Exercise makes you feel good, but not high. When you exercise, your body releases chemicals called endorphins that help dull muscle pain. Research has shown that exercise and endorphins are indeed linked. However, the long-held belief that your body releases enough endorphins to produce a “runner’s high,” or euphoric feeling during a workout, have come into question over the past few years. They have found that endorphins don’t cross from your blood into your brain. The “high” you experience when you finish an aerobic workout may instead be due to chemicals called endocannabinoids, which help lower anxiety and make you feel calm. 3
Strength training for women builds strength in all areas of life. When you start a full body workout like the Curves Circuit that involves resistance training, you will feel yourself getting stronger over time. With each 30-minute session, you will build your balance and muscular strength. As you gain strength and balance, you will notice everyday tasks getting easier, such as carrying heavy grocery bags, climbing a ladder to dust a light fixture or fan, or piggybacking your kids or grandkids. When you see these changes and feel your body moving in a positive direction, it does wonders for your confidence and self-esteem.
You will feel empowered with a sense of accomplishment. One of the best ways to measure the success of your full body workouts is to track your progress toward reaching goals. These goals can be short term, like striving to complete the 30-minute circuit or a Curves class. Goals can also be long term, such as I want to drop a bathing suit size before my trip to the Caribbean. The best goals are S.M.A.R.T.—specific, measurable, achievable, relevant, and time-bound. A goal of losing 80 pounds in three months is too lofty. It’s fine to have an ultimate destination in your journey, but try to set realistic mini-goals along the way. For example, I want to lose three pounds the first week, cut out processed meats the second, get to Curves four times the third, and take three Curves classes the fourth.
Use your Curves workouts to clear your head. When you are going through the Curves Circuit or sweating in a Curves class, you have a clear objective for the duration the workout, and as you focus on your body, you push out intrusive worries and thoughts. Exercise helps you become more mindful and present in the moment—a skill you can take with you after you leave Curves.
Exercise and happiness are linked. Research shows regular physical activity can be as effective as medications at tackling depression. And in a 2020 study that looked at more than 2,000 people of all ages, researchers found regular physical activity was linked to better life satisfaction and happiness in young, middle aged, and older adults. 4
Whether it’s strength training for women, the Curves Circuit, or a balance or flexibility class, the benefits of exercise on mental health are as important as the physical effects.
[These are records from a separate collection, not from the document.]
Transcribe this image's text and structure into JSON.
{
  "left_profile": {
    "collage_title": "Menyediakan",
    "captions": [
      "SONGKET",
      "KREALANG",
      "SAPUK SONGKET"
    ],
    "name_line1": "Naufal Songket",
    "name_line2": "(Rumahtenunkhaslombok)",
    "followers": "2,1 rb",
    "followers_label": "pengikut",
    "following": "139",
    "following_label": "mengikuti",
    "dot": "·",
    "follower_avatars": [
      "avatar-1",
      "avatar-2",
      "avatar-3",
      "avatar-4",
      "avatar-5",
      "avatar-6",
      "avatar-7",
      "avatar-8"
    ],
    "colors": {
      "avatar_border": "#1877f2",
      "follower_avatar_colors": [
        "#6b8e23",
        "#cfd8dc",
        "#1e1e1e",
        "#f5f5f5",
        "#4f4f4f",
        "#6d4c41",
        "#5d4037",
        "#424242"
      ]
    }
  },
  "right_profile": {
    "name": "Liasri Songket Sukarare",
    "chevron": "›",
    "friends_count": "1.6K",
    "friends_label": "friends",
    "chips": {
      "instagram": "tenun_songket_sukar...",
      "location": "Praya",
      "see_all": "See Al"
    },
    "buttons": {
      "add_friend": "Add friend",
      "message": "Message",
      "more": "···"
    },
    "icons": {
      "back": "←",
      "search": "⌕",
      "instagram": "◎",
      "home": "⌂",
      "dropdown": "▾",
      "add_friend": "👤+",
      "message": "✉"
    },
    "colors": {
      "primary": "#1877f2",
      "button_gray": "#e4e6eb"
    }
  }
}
And because you work out next to friendly, supportive women, Curves can become an important part of your social network, too. If you’re not already a member, check out the Curves women’s gym near you! For more information about Curves, visit https://www.curves.com/about/why-curves.
- Benefits of Physical Activity | Physical Activity | CDC
- Working out boosts brain health (apa.org)
- The Truth Behind ‘Runner’s High’ and Other Mental Benefits of Running | Johns Hopkins Medicine
- The Relationships between Physical Activity and Life Satisfaction and Happiness among Young, Middle-Aged, and Older Adults – PMC (nih.gov)